Motives for these attacks have been primarily linked to a video allegedly portraying the Prophet Muhammad in a negative light; however, a more likely motive is available. Al Qaeda’s leader, Ayman al Zawahiri in a video released to his Al Qaeda affiliates on September 11, 2012 urged revenge attacks against Americans for the drone killing of Abu al-Libi. Abu al-Libi, as his name suggests, was a Libyan and leader of Al Qaeda cells. Many of his fellow jihadist fighters were active participants in the violent overthrow and murder of the former Libyan dictator Muammar Gaddafi. Further, members of Ansar al Sharia, a known Libyan political organization that has been widely considered the Libyan arm of Al Qaeda, was witnessed at the scene of the massacres. Note that Ansar al Sharia is an organization that Gaddafi tried to suppress before the U.S began providing its members support to overthrow Gaddafi. Ambassador Stevens was a vocal supporter of this action to arm known former and current jihadists.
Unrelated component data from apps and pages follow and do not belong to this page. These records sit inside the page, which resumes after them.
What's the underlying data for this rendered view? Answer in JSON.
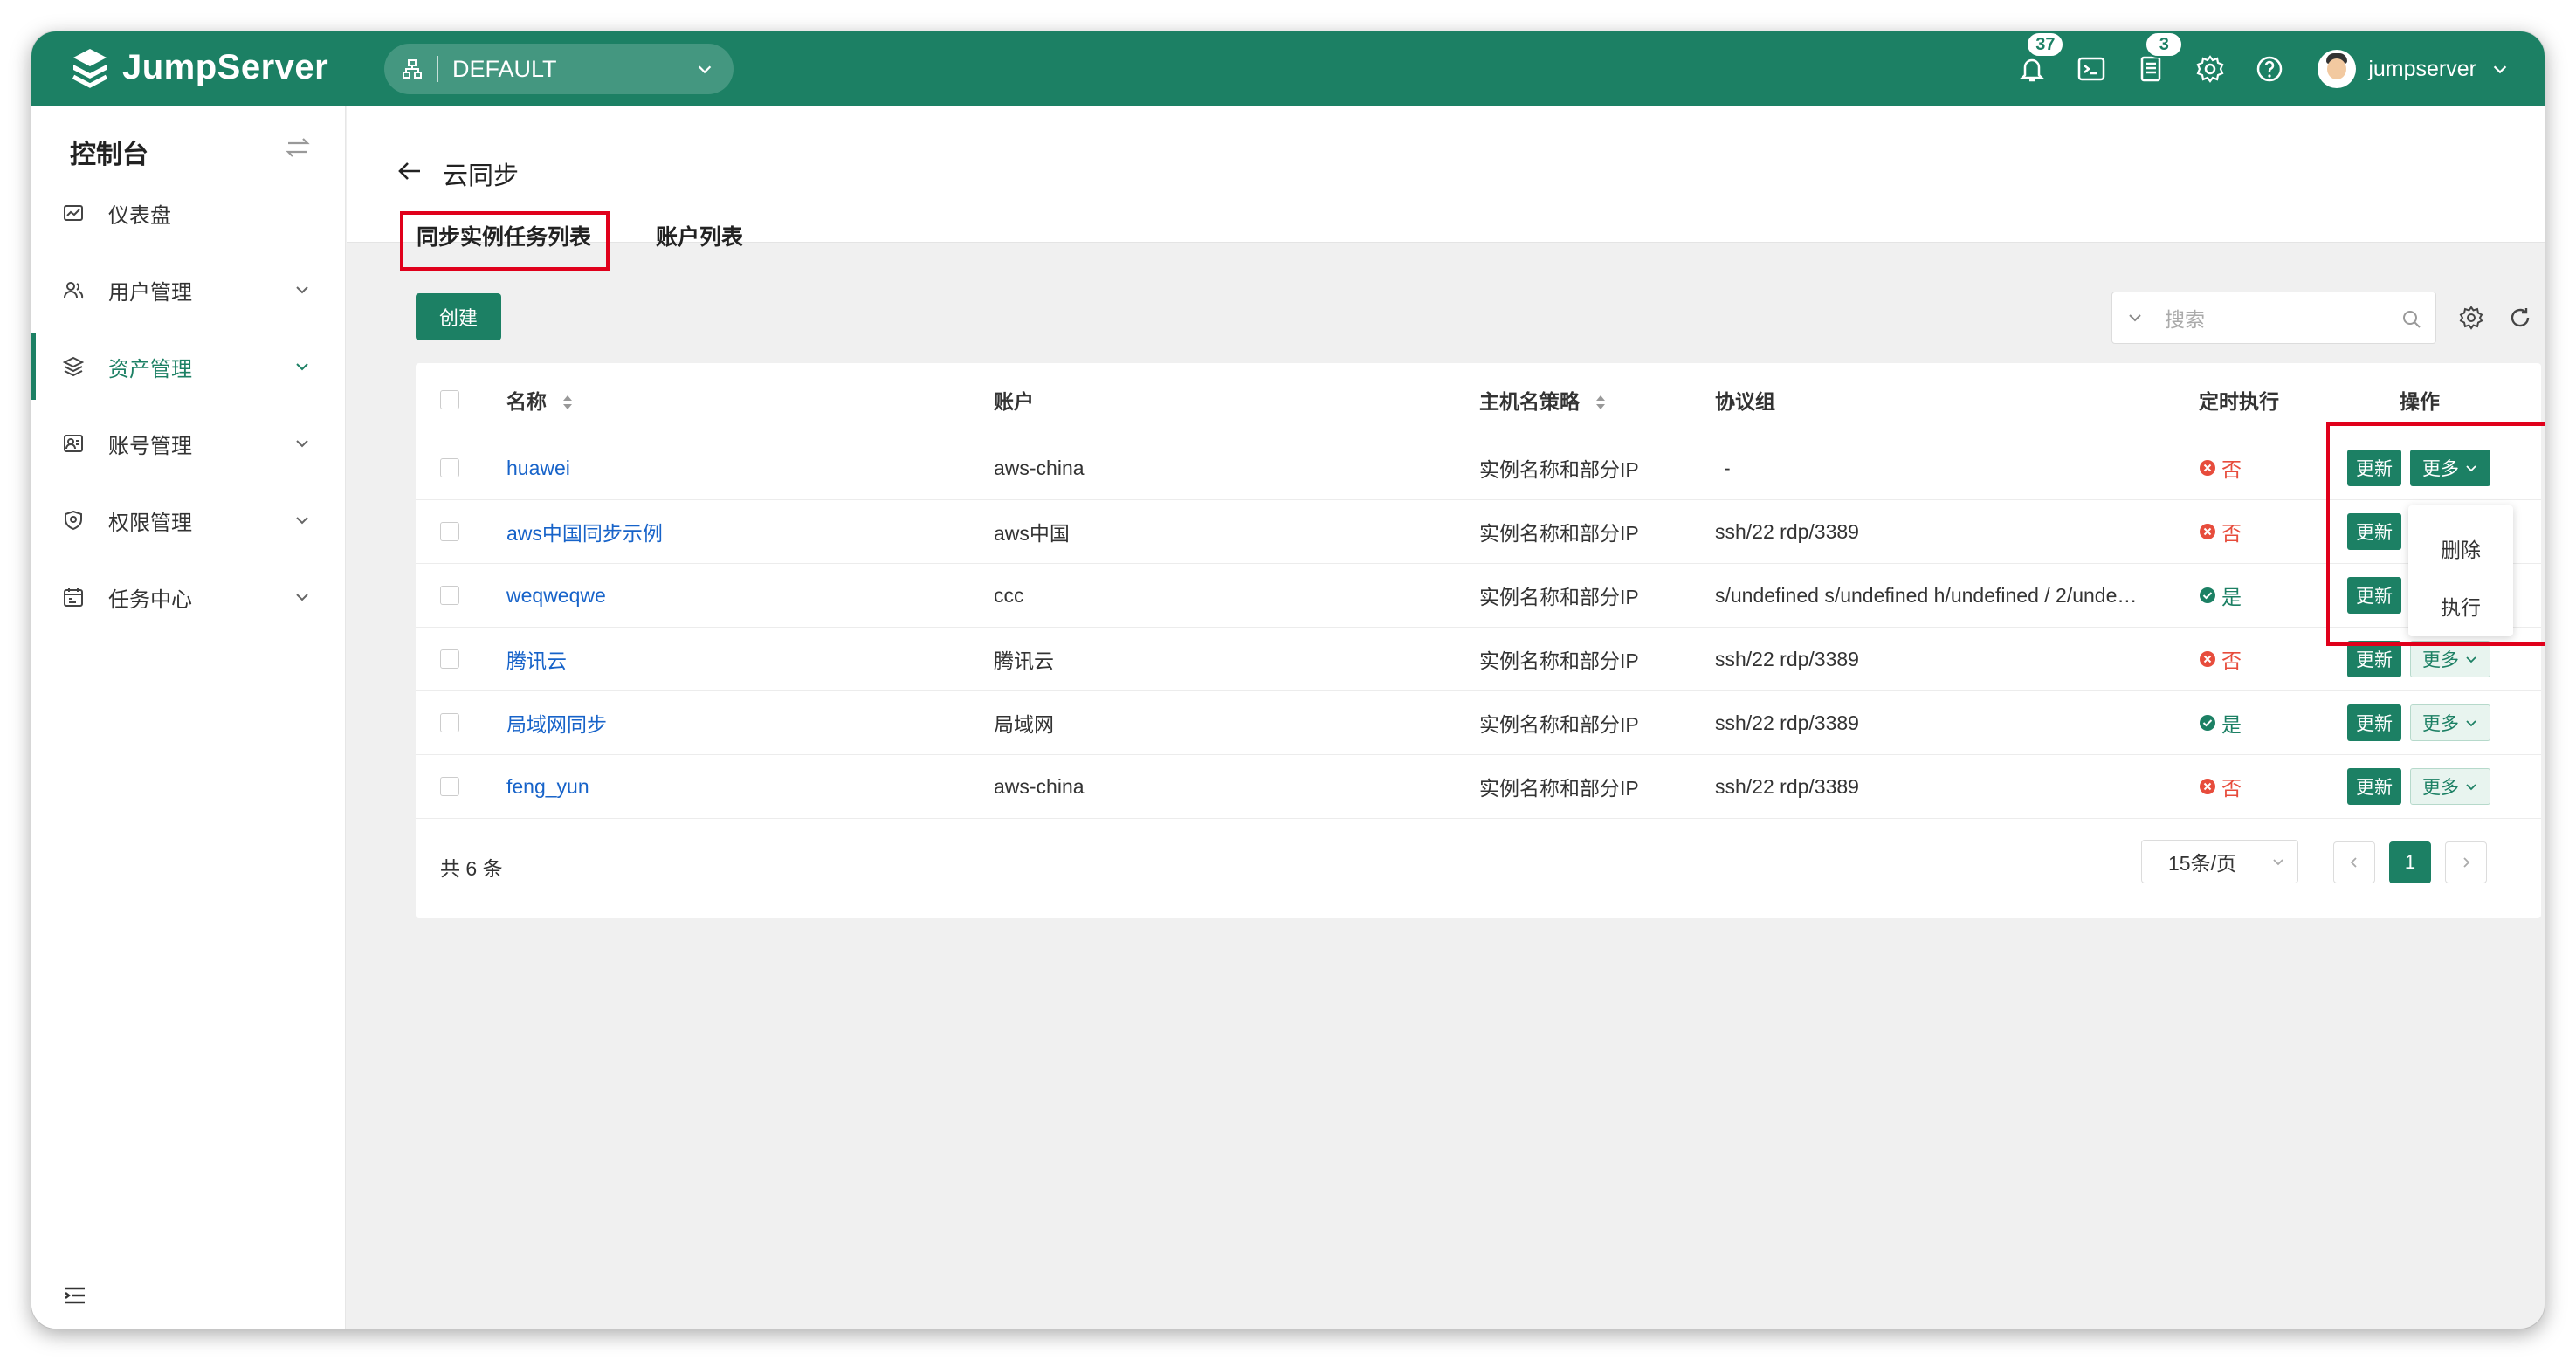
{
  "app": {
    "name": "JumpServer"
  },
  "org": {
    "name": "DEFAULT"
  },
  "topbar": {
    "notifications_count": "37",
    "tickets_count": "3",
    "username": "jumpserver"
  },
  "sidebar": {
    "title": "控制台",
    "items": [
      {
        "label": "仪表盘"
      },
      {
        "label": "用户管理"
      },
      {
        "label": "资产管理"
      },
      {
        "label": "账号管理"
      },
      {
        "label": "权限管理"
      },
      {
        "label": "任务中心"
      }
    ]
  },
  "page": {
    "title": "云同步"
  },
  "tabs": [
    {
      "label": "同步实例任务列表"
    },
    {
      "label": "账户列表"
    }
  ],
  "toolbar": {
    "create_label": "创建",
    "search_placeholder": "搜索"
  },
  "table": {
    "columns": [
      "名称",
      "账户",
      "主机名策略",
      "协议组",
      "定时执行",
      "操作"
    ],
    "rows": [
      {
        "name": "huawei",
        "account": "aws-china",
        "strategy": "实例名称和部分IP",
        "protocols": "-",
        "scheduled": "否"
      },
      {
        "name": "aws中国同步示例",
        "account": "aws中国",
        "strategy": "实例名称和部分IP",
        "protocols": "ssh/22 rdp/3389",
        "scheduled": "否"
      },
      {
        "name": "weqweqwe",
        "account": "ccc",
        "strategy": "实例名称和部分IP",
        "protocols": "s/undefined s/undefined h/undefined / 2/unde…",
        "scheduled": "是"
      },
      {
        "name": "腾讯云",
        "account": "腾讯云",
        "strategy": "实例名称和部分IP",
        "protocols": "ssh/22 rdp/3389",
        "scheduled": "否"
      },
      {
        "name": "局域网同步",
        "account": "局域网",
        "strategy": "实例名称和部分IP",
        "protocols": "ssh/22 rdp/3389",
        "scheduled": "是"
      },
      {
        "name": "feng_yun",
        "account": "aws-china",
        "strategy": "实例名称和部分IP",
        "protocols": "ssh/22 rdp/3389",
        "scheduled": "否"
      }
    ],
    "update_label": "更新",
    "more_label": "更多"
  },
  "dropdown": {
    "items": [
      "删除",
      "执行"
    ]
  },
  "pagination": {
    "total": "共 6 条",
    "page_size": "15条/页",
    "current_page": "1"
  },
  "colors": {
    "brand": "#1c8064",
    "link": "#1763c9",
    "danger": "#e74c3c",
    "highlight": "#e0001b"
  }
}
Collectively looking at the picture, it is clear White House statements suggesting this was a small, uncoordinated, non-representive cadre of thugs are simply untrue. Pictures alone show that the mob was massive, persisted for hours, and was well armed. Further, it appears that jumping to blame a video made in a free country that protects free speech is grossly reactionary and premature. In fact, it appear now that the immediate use of this explanation may be done for political reasons to spin attention from the fact that a very real Al Qaeda threat has been created in Libya by a deliberate, yet ill-conceived plan by the White House.
From a security perspective, it is clear the U.S. Embassy in Libya was not prepared and significantly underestimated the threat. From a manpower perspective, it is the host nation’s responsiblity to protect foreign diplomats, but common sense should dictate a robust security staff for any high-threat country like Libya. More “shooters” would likely have repulsed the attack and saved the Ambassador and other Americans. Further, accepting the risk of using a temporary building rather than a purpose-built embassy that incorporated the latest security and defensive measures in a high-threat nation was a critical failure. Warnings about the poor state of security readiness have been raised for years and were not implemented in a timely fashion. The decision to stay in a soft compound approaches reckless and stupid since the country threat was known to be high. Not only is it still not stable and internecine post-revolution violence continues, but a bomb was planted in front of the US Consulate in June that detonated wounding a local guard.
On the intelligence front, the CIA and Department of State threat intelligence organizations failed to effectively warn of this impending storm. This is the second massive failure in as many weeks. The previous weekend a US Consulate Peshawar motorcade was obliterated in a vehicle borne suicide bombing attack in Pakistan resulting in the wounding of two outstanding and highly experienced American security specialists.
All of this points to the single responsible person, the ambassador. The ambassador is charged with the ultimate care and safety of all United States citizens in his country and as such, this disaster is a direct result of his leadership and guidance. Much like a ship’s captain going down with the ship, Ambassador Stevens went down with his ship. Sadly, Ambassador Stevens appears to have been a dedicated, well-liked, and highly educated diplomat, but failed to recognize the difference between the ground truth and ideological concepts. For this, he and at least three other Americans unnecessarily paid the ultimate price.
By Guiles Hendrik